:lol: ;)

Gillianren
2010-Dec-28, 06:05 PM
If you don't want to make things better, why bother having an opinion about them at all? Assuming your location is just fangirlness, you probably live somewhere where you have a voice in your government. If you live in a democracy, your representative is supposed to care about your opinion. People acting strongly on their opinions change the world. The opinion you're really having a problem with is "I'm right about everything," which is different from "this thing isn't right and should be made better."

danscope
2010-Dec-28, 06:31 PM
Hi Buttercup,

" You don't have to argue with weak minded individuals who have a bent for arguing their ill thought out opinions. These aren't the droids you were looking for. You can maintain your peacefull mind and serenity in a hectic situation . Your wisdom will see you through. Move along."
The lost counsels of OBI JUAN KENOBI . :)

PS: I have a sister who fancies herself an expert because she reads readers digest in the doctor's office three times a years.
We have all learned not to rattle her cage. It's just "easier" .

Best regards,
Dan

Buttercup
2010-Dec-28, 06:34 PM
The opinion you're really having a problem with is "I'm right about everything," which is different from "this thing isn't right and should be made better."

Exactly. And very well put; thanks.


Danscope: PS: I have a sister who fancies herself an expert because she reads readers digest in the doctor's office three times a years.
We have all learned not to rattle her cage. It's just "easier" .

Agreed. ;)

Ara Pacis
2010-Dec-29, 08:33 AM
I know that I'm one of those "always right" types, except when I'm not right, in which case I figure out what is right, and then I can be always right again. :)

ggremlin
2010-Dec-29, 12:10 PM
Sometimes this works "Why do you want me to agree with you?, I don't demand you agree with me. Please give me the same respect."

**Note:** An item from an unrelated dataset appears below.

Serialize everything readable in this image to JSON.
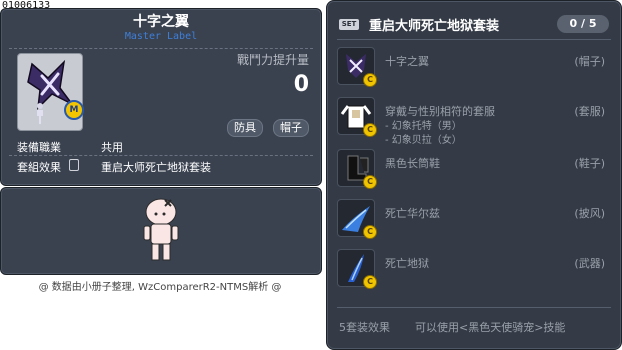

Results are 50/50, better if there is an audience.

Gillianren
2010-Dec-29, 07:06 PM
Exactly. And very well put; thanks.

You're welcome. Writing is what I do, after all.